### Task statement
Scan the records for the string "DubLaunch", then copy each line that has it.

### Source data
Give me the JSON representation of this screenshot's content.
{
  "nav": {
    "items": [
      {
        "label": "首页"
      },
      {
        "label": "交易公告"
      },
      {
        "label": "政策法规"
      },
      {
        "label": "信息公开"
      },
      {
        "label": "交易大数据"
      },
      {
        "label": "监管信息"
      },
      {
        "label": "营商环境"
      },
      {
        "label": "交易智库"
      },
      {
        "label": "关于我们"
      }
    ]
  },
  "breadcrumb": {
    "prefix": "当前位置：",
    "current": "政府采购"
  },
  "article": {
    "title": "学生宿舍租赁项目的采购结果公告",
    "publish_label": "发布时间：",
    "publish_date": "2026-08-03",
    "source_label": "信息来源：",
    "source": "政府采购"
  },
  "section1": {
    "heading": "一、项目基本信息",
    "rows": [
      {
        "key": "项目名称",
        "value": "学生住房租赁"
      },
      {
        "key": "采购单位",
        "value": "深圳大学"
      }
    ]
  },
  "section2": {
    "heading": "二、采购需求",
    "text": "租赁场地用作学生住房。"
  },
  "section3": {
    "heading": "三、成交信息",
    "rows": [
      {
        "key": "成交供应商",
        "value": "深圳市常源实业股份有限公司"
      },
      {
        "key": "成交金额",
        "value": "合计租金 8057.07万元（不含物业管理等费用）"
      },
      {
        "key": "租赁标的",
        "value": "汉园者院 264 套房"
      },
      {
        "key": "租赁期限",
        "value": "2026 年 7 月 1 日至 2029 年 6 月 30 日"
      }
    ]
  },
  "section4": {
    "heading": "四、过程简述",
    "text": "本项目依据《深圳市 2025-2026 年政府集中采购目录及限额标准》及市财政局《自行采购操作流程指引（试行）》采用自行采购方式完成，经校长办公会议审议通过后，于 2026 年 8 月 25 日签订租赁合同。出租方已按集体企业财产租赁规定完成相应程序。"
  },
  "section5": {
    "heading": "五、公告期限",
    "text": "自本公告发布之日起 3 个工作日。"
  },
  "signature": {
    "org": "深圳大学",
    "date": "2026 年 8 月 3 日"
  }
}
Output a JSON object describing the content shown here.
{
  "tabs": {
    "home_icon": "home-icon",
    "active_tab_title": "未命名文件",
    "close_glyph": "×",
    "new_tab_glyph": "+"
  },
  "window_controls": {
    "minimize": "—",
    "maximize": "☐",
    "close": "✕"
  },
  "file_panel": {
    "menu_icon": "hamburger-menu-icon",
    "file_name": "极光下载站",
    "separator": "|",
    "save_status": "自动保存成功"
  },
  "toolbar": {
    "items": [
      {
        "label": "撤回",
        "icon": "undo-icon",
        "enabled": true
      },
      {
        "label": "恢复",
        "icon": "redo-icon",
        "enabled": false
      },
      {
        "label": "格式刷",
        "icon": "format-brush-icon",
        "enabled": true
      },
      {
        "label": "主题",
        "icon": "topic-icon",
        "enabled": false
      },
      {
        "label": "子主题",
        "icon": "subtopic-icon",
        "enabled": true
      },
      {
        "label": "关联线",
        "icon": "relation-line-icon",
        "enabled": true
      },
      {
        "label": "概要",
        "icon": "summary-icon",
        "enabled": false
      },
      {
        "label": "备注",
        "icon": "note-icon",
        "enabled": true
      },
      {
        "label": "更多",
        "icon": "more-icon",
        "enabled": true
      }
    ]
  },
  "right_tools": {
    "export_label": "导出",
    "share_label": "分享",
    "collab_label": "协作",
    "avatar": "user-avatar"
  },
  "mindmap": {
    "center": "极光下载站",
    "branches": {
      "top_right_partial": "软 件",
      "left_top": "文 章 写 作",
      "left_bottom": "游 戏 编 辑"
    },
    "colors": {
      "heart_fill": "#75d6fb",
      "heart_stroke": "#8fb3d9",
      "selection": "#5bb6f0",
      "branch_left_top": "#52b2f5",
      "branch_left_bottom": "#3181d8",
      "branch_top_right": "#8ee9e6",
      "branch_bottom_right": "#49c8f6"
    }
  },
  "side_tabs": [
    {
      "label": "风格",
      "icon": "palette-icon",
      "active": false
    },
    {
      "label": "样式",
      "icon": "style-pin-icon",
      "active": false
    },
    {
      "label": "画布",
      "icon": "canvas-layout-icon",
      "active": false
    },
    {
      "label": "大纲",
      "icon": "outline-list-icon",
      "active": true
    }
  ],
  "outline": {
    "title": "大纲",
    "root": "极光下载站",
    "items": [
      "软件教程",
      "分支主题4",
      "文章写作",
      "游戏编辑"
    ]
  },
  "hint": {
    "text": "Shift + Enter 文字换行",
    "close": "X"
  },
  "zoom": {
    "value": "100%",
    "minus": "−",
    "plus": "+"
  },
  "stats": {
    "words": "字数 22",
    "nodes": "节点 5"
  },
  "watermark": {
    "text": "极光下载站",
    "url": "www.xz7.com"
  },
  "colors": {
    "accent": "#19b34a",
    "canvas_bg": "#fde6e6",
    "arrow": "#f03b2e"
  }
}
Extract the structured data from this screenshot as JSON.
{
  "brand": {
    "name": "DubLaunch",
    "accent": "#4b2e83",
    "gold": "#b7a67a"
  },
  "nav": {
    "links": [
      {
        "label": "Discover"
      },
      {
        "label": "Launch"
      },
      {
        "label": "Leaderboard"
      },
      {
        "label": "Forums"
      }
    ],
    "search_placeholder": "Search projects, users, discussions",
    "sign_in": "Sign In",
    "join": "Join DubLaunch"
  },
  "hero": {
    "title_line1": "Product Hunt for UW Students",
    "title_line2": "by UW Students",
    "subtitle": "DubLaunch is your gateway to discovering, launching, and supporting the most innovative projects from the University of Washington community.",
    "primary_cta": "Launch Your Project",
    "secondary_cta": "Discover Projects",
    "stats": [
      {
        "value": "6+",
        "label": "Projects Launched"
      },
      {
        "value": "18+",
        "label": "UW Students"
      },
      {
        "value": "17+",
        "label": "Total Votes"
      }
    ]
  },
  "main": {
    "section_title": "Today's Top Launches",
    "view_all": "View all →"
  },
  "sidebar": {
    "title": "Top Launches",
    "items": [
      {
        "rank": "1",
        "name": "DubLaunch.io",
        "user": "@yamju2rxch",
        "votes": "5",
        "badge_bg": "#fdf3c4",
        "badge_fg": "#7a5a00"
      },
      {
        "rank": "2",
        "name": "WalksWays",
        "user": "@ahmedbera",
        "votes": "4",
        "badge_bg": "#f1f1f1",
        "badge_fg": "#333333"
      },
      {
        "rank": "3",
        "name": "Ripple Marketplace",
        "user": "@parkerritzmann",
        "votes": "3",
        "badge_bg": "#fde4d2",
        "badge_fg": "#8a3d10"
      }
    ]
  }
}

### Answer section
    "name": "DubLaunch",
    "join": "Join DubLaunch"
    "subtitle": "DubLaunch is your gateway to discovering, launching, and supporting the most innovative projects from the University of Washington community.",
        "name": "DubLaunch.io",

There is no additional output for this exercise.